Accolades and awards were showered on Boudart throughout his life, but particularly in the later years of his career, when the scale of his impact became clear.
In 1985, the University of Utah hosted a five-day symposium on catalysis solely in Boudart's honor. In 2005, the Journal of Physical Chemistry dedicated an entire issue to Boudart's legacy.
In 2006, the Danish company Haldor Topsøe sponsored the Michel Boudart Award for the Advancement of Catalysis, which is administered jointly by the North American Catalysis Society and the European Federation of Catalysis Societies.
Boudart was born June 18, 1924, in Brussels, Belgium. In 1940, when Hitler's Panzer divisions attacked his homeland, Boudart was 16. He had been accepted to the University of Louvain, but the university was closed due to the war.

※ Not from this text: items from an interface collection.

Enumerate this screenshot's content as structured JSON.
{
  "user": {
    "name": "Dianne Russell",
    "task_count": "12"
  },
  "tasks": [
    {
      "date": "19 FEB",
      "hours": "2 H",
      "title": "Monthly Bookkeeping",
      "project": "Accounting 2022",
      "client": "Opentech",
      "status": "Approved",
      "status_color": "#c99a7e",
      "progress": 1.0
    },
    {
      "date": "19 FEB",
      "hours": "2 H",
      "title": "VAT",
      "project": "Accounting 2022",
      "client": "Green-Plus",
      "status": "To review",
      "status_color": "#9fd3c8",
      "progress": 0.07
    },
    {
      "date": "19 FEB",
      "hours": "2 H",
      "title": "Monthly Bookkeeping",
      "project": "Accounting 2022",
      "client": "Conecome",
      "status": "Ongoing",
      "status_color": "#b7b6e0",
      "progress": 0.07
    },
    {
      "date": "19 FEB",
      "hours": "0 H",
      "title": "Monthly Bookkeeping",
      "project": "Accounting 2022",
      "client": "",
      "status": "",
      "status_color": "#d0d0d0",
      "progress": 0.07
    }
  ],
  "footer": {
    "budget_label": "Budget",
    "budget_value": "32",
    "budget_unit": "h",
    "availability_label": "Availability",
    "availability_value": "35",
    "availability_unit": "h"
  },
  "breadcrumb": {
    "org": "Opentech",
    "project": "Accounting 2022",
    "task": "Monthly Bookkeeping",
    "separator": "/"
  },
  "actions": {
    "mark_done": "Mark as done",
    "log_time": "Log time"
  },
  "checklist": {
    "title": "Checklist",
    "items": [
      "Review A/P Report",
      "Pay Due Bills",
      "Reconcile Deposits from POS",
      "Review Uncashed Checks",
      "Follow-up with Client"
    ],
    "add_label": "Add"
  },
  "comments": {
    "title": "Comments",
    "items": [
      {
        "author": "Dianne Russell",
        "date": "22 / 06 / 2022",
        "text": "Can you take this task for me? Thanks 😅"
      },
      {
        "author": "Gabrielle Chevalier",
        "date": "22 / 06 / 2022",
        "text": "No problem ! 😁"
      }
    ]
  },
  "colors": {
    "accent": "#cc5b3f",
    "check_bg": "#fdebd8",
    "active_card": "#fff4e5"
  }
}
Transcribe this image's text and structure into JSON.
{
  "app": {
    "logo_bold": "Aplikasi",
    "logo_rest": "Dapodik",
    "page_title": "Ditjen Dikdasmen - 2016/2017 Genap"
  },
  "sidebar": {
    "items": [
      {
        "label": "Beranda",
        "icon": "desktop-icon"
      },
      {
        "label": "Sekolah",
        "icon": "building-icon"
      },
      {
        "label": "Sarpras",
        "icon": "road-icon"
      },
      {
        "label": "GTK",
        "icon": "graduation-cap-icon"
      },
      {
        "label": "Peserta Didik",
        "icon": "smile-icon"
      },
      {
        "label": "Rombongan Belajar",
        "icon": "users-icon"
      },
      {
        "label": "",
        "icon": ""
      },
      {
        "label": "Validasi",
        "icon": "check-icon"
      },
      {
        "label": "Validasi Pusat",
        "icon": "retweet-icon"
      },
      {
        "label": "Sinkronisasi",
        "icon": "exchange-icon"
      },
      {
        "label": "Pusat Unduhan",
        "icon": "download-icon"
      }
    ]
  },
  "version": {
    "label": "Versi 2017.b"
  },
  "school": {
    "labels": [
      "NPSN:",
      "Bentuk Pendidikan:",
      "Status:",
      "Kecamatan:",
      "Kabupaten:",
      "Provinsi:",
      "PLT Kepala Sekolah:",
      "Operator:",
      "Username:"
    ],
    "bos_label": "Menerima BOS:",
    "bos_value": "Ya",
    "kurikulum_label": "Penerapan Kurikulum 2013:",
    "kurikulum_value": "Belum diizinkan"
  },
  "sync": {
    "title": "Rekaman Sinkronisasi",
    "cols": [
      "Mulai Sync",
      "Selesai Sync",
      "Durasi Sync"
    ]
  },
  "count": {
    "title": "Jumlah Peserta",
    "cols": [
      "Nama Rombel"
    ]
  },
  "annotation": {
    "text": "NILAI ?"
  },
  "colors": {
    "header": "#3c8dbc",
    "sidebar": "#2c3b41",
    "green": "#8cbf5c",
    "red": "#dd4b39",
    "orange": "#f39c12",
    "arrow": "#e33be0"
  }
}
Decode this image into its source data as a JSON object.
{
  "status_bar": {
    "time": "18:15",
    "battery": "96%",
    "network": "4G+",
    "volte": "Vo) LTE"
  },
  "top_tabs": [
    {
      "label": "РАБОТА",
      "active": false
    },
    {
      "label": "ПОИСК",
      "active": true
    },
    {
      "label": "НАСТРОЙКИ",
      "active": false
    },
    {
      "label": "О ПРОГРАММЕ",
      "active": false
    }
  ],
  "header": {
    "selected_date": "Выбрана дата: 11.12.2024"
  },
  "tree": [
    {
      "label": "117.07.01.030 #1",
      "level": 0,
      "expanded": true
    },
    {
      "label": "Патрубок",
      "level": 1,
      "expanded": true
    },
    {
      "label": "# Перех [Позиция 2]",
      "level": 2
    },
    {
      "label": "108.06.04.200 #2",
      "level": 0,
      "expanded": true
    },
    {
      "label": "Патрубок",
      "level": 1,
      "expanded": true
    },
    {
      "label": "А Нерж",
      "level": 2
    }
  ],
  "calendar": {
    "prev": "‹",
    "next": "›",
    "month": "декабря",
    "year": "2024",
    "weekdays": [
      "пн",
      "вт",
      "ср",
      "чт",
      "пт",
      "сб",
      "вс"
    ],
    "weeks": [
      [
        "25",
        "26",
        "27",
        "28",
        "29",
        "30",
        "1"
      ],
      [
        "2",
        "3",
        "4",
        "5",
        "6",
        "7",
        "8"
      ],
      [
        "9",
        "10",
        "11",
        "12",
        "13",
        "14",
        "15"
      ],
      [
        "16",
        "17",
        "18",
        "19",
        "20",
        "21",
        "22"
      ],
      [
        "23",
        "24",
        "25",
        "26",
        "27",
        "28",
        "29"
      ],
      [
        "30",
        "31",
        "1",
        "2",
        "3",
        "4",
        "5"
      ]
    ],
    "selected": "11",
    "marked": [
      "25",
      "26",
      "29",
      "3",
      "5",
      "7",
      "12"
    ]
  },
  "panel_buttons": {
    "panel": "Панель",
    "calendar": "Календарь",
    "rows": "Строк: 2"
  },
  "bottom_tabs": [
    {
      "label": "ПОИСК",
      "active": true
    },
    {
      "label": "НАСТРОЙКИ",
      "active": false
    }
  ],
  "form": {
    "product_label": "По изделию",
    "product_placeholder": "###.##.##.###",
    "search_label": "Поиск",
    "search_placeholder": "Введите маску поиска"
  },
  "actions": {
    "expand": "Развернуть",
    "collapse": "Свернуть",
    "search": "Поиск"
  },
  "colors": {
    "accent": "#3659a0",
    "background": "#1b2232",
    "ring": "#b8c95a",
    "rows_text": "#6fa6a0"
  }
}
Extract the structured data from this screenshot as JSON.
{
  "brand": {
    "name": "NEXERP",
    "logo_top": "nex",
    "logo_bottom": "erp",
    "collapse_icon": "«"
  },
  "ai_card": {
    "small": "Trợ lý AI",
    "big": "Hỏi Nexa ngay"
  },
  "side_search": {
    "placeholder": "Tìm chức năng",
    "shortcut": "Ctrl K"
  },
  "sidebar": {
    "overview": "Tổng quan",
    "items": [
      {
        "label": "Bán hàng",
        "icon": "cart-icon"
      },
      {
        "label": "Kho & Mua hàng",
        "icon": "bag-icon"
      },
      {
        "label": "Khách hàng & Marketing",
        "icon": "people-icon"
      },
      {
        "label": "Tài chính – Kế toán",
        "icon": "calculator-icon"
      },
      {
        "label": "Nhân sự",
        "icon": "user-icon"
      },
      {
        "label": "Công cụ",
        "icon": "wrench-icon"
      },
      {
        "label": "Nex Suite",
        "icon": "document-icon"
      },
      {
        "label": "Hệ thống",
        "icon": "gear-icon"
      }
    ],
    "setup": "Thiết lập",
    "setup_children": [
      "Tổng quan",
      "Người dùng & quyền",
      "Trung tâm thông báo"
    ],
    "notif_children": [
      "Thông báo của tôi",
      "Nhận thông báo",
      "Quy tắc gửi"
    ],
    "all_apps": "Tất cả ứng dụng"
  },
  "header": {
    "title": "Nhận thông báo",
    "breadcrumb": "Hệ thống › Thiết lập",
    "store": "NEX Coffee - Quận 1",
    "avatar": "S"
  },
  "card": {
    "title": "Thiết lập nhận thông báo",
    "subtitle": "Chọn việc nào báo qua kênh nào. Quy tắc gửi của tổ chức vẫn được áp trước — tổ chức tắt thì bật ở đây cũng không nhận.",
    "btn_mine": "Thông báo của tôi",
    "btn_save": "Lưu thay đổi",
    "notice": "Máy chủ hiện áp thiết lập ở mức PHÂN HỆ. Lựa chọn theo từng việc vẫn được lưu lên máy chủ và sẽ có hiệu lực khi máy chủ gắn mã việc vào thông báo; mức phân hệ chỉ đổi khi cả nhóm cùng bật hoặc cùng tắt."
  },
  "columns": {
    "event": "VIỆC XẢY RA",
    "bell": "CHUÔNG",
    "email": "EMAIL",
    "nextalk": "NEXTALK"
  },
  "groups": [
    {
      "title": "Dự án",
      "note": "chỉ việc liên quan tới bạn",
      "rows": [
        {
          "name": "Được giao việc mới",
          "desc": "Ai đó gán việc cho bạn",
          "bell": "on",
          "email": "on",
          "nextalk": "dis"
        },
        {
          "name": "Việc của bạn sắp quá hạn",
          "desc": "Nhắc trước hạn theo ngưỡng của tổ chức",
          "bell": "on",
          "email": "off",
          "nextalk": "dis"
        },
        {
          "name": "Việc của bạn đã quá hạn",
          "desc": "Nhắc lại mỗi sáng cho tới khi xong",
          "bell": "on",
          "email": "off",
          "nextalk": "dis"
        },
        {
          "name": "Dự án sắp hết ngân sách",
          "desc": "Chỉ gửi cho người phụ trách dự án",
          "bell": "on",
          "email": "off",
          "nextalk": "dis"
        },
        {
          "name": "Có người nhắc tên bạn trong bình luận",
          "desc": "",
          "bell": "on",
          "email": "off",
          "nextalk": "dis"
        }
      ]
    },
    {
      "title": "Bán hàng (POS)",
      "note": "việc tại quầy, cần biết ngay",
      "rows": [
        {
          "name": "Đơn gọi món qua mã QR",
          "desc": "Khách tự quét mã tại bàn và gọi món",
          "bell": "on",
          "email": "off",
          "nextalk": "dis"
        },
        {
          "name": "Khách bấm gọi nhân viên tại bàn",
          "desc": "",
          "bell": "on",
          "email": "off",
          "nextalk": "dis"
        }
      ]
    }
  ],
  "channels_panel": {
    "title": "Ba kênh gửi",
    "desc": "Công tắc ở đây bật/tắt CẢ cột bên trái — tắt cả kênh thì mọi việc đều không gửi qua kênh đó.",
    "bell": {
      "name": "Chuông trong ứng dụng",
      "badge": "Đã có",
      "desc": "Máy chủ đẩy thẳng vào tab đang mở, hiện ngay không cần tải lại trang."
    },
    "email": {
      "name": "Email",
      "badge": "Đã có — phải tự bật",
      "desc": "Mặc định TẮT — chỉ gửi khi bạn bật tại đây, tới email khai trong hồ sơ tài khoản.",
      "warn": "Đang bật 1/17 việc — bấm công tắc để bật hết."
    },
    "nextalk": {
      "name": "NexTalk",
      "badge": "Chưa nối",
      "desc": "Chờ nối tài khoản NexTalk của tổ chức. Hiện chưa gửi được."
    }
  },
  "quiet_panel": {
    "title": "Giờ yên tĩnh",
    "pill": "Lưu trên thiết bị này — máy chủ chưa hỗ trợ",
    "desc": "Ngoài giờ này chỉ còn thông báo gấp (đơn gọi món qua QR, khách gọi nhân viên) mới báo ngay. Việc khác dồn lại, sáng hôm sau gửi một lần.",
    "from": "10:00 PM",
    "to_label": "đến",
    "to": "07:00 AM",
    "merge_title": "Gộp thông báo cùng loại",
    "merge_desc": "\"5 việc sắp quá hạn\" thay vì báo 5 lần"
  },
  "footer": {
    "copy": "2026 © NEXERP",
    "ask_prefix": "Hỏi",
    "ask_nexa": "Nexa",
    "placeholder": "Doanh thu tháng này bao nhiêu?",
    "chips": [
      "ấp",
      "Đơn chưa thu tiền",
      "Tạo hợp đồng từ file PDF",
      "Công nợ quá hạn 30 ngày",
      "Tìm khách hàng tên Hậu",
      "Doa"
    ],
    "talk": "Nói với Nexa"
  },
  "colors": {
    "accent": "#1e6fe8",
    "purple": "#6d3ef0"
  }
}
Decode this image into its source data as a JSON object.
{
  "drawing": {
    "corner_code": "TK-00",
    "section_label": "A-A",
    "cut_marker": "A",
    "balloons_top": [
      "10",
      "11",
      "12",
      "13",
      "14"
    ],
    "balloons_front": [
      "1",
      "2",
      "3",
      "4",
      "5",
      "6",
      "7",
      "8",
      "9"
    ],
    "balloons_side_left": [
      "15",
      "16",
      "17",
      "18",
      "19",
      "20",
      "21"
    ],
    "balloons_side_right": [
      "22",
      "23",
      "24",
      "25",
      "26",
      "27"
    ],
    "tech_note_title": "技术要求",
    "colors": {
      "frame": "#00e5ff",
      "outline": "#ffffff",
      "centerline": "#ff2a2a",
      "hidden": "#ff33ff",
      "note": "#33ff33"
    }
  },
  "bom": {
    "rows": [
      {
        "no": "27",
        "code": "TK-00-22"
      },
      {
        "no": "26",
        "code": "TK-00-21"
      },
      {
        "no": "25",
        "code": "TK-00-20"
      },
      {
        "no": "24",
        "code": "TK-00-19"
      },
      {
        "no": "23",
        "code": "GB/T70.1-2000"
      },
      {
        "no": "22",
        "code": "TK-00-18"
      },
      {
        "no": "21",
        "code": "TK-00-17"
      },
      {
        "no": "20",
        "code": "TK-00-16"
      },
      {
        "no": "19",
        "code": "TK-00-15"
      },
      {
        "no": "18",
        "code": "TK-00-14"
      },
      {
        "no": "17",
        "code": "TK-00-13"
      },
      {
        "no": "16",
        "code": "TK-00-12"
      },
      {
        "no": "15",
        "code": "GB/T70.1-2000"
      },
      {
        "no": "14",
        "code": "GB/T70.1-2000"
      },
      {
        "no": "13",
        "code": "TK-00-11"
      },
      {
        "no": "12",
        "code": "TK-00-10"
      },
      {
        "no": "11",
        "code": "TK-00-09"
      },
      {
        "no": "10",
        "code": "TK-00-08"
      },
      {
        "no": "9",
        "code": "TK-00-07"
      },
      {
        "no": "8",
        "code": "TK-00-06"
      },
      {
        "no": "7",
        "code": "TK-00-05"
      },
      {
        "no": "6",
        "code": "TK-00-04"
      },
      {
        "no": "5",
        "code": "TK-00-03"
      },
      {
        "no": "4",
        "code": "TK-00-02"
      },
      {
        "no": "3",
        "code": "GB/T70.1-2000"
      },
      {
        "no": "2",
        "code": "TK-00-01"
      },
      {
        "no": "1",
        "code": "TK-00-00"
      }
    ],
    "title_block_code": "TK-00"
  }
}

In order not to be drafted or sent to German factories, Boudart worked as a volunteer stretcher-bearer for the Red Cross. Meanwhile, he had private tutoring to prepare for Louvain. When the university reopened, he graduated in three years at the top of every class, save mathematics, where he was outdone only by his dear friend, the late Professor Rene de Vogelaere of the University of California-Berkeley.
Boudart earned his bachelor's degree at the University of Louvain in 1944 and his master of science in 1947. He then left Belgium to attend Princeton University, where he took his PhD in chemistry in 1950.
After earning his doctorate, Boudart held faculty positions at Princeton until 1961 and, for three years, at Berkeley, before joining the Stanford faculty in 1964. He was chair of the Department of Chemical Engineering at Stanford from 1975 to 1978. He also held visiting professorships at universities in Louvain, Rio de Janeiro, Tokyo and Paris. He became professor emeritus in 1994.
Boudart authored or coauthored over 280 journal articles and served on the editorial boards of at least 10 journals. His book Kinetics of Chemical Processes is a standard reference and was translated into Japanese, Spanish and French. His book Kinetics of Heterogeneous Catalytic Processes, written with G. Djega-Mariadassou, was published in French in 1982 and translated to English in 1984. He was coeditor-in-chief of Catalysis Science and Technology, a series of 11 volumes.
Boudart was recipient of numerous awards. His election to both the National Academy of Sciences and the National Academy of Engineering were reflections of his leadership and his scientific gravitas. He was likewise a fellow of the American Association for the Advancement of Science, the American Academy of Arts and Sciences and the California Academy of Sciences. He was a foreign member of the Academie Royale des Sciences, des Lettres et des Beaux-Arts de Belgique and its Royal Belgian Academy Council for Applied Sciences.
Boudart received honorary doctorates from the University of Liege, the University of Notre Dame, the University of Ghent and the Institut National Polytechnique de Lorraine. He held four patents.
Boudart is survived by a daughter, Iris Harris, of Whittier; three sons, Marc of Aptos, Baudouin of Atherton and Philip of Palo Alto; and grandchildren Marina and Clint Harris and Jesse, Louise and Noella Boudart. His wife, Marina d'Haese Boudart, died in 2009. A second daughter, Dominique, died in childhood.
A High Mass is planned for May 23 at 1 p.m. at Church of the Nativity, 210 Oak Grove Ave., Menlo Park. Reception and eulogies to follow at 3 p.m. at the Stanford Faculty Club.
Donations in lieu of flowers may be sent to:
Catholic Charities, Archbishop of San Francisco, 180 Howard St., No. 100, San Francisco, CA 94105
Stanford University: Attn: Pam Juanes, Department of Chemical Engineering, 381 North-South Mall, Stanford University, Stanford, CA 94305
Church of the Nativity, 210 Oak Grove Ave., Menlo Park, CA 94025
Woodside Priory School, 302 Portola Road, Portola Valley, CA 94028
Andrew Myers is associate director of communications for the Stanford University School of Engineering.